At the signing ceremony held in Hong Kong today, New Cyber also launched PRCname.com, a multilingual international domain name registration service that is compliant with i-DNS.net's multilingual domain name technology. This service will be available in China immediately, and is anticipated to be rolled out to the other Chinese-speaking markets by 2001.
"With non-English speakers poised to become a majority on the Web, it is imperative that the current Internet Domain Name System (DNS) is able to accommodate scripts that aren't based on the Roman alphabet," said Michael Ng, CEO of i-DNS.net International. "This collaboration with New Cyber will not only bridge this digital divide to Internet users, but will also allow these users to master the Internet and access value resources in a language that they are comfortable in."
Chinese-language domain names have been made available by i-DNS.net since the start of this year. The company has since established partnerships with strong local entities in Hong Kong, Taiwan, Singapore, United States and Australia to further its Chinese-language domain names offerings. Most recently, the company announced a strategic tie-up with Network Solutions Registry, as well as agreements with leading ICANN-accredited registrars like Register.com, Melbourne IT and OnlineNIC.
According to a recent Verisign report, China will experience a dramatic growth in Internet adoption over the next three years. There are currently 2 million Internet users in China, and analysts expect this number to grow five-fold to 10 million by 2001, and 200 million by 2007.
There already has been a significant increase in the number of websites containing local language content. Because establishing a domain name is the first step to creating an online presence, the availability of multilingual domain names is therefore a natural evolution to ensure a truly global and inclusive Internet.
This alliance also underscores China's own IT and Internet strategy to work with foreign entities in the telecommunications and Internet industries to accelerate the opening of its market by increasing the number of Chinese websites.
"As the industry trailblazer, we are poised at the start of an exciting time in the New Economy, added Ng. "Together with New Cyber, i-DNS.net will conduct an intensive awareness program to cultivate the importance and relevance of Chinese language Internet to the net users in the China market."
When asked about the compatibility of the i-DNS technology with other systems, Mr Ng pointed out that their technology has been submitted to the IETF to ensure that it could be a recognized standard.

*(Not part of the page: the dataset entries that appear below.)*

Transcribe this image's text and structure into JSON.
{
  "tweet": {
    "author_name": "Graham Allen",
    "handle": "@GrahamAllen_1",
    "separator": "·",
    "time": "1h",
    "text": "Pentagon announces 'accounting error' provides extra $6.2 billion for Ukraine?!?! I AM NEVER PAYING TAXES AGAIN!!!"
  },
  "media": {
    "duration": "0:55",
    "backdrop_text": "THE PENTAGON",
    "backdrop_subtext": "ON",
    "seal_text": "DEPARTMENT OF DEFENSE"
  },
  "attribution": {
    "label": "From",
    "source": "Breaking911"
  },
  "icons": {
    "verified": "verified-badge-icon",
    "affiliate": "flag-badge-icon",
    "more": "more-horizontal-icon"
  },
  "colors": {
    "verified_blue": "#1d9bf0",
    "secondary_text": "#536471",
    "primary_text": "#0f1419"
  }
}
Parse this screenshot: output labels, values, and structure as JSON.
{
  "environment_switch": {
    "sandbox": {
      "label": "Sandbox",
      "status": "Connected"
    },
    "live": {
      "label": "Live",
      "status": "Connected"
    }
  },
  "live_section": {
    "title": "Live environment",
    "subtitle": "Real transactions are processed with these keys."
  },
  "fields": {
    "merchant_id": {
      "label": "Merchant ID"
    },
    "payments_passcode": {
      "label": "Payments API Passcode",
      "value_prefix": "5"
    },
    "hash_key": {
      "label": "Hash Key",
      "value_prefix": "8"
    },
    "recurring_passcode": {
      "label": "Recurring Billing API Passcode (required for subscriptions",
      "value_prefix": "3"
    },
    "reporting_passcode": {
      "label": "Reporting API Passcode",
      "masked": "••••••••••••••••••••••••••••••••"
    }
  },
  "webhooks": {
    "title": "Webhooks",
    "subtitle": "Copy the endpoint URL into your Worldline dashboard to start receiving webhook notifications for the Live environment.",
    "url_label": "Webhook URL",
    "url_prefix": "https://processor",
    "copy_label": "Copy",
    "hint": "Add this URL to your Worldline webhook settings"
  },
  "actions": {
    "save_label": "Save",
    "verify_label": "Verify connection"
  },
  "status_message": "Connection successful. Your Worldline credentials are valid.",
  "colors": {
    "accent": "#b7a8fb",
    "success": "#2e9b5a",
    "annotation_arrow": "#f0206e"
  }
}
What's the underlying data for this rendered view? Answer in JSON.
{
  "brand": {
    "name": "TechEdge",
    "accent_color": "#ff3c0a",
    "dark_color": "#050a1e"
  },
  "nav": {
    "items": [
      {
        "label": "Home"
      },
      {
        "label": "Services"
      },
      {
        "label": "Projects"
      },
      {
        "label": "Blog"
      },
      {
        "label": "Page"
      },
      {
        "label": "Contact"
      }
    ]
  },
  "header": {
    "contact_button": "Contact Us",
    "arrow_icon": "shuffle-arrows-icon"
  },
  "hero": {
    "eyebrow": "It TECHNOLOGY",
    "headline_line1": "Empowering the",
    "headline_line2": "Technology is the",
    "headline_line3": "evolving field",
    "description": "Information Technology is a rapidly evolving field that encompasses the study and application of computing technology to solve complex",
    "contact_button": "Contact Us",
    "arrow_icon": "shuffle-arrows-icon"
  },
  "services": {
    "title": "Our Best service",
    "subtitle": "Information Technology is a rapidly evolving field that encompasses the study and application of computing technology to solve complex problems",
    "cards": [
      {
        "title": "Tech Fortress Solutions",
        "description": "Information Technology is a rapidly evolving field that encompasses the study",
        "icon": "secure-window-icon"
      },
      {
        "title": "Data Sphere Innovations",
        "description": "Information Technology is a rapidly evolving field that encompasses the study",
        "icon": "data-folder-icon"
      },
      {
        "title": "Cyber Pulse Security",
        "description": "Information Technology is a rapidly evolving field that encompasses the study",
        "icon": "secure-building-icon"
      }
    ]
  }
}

As to the question of whether domain name servers and their users need to make any installations in order to access Chinese domain named websites, Ng said that there is a current need for servers to install the i-DNS technology and users to install an iClient software. However, he said, by the end of this year a new technology would be evolved to which both the server and user would no longer need to make any installations.